23 Jan 2024

100+ civil society groups call for comprehensive changes to rights-threatening UN Cybercrime Convention

A collective of over 100 civil society organisations, including GPD, today issue a joint statement calling for urgent changes to the UN’s proposed Cybercrime Convention to avoid potentially disastrous impacts on human rights. 

The latest draft of the proposed Convention—which is set to enter its final negotiations next week—fails to address many significant human rights concerns raised by groups throughout its development process. 

In particular, the letter notes that the Convention: 

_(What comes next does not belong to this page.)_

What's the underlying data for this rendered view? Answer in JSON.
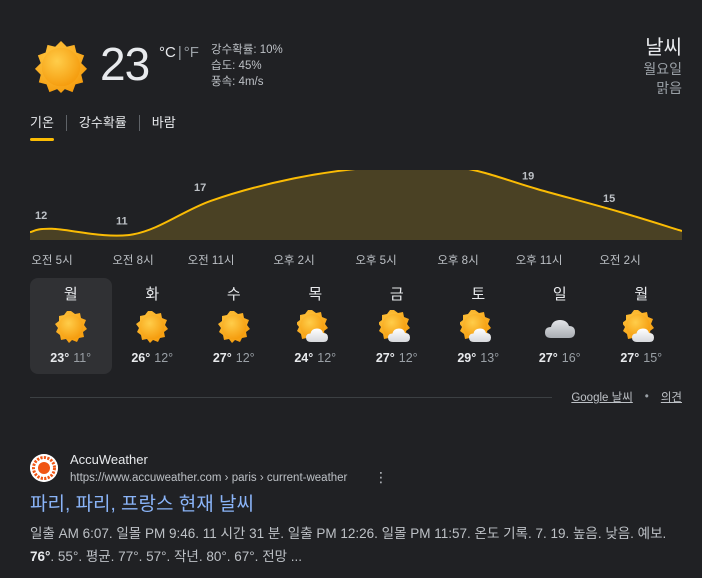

  • Is over-broad in the range of activities it requires states to criminalise, giving rise to the danger that the Convention will be used to criminalize legitimate online expression;
  • Fails to incorporate language sufficient to protect security researchers, whistleblowers, activists, and journalists from excessive criminalization, and ensure that activities conducted in the public interest are protected;
  • Contains insufficient references to states’ obligations under international human rights law, including the principles of non-discrimination, legality, legitimate purpose, necessity and proportionality, and fails to incorporate robust safeguards applicable to the whole Convention;
  • Lacks effective gender mainstreaming, providing inadequate protection against gender discrimination;
  • Proposes to create legal regimes to monitor, store, and allow cross-border sharing of information in manner that would undermine cybersecurity and infringe on international human rights law and standards, including the requirements for prior judicial authorisation;
  • Permits excessive information sharing for law enforcement cooperation, beyond the scope of specific criminal investigations and without specific, explicit data protection and human rights safeguards.

In light of these critical human rights concerns, the civil society groups issuing the statement set out basic, minimum requirements to ensure the Convention does not endanger human rights and fundamental freedoms nor undermine cybersecurity. 

Without these minimum requirements, GPD and others call on policymakers to reject the draft Convention. The proposed Convention must not serve as a validation of intrusion and surveillance practices harmful to human rights.


Next steps

The UN Ad Hoc Committee will convene from January 29 to February 9 to conclude the negotiation of the Convention. We will be engaging with a focus on pushing for strong and meaningful safeguards to protect human rights, ensuring legal clarity for fairness and due process, and fostering international cooperation under the rule of law. 

You can follow us on X for updates from the negotiations. We will also be responding to the outcomes of the final negotiation session in our monthly newsletter. If you would like further information, please contact ellie{at}gp-digital.org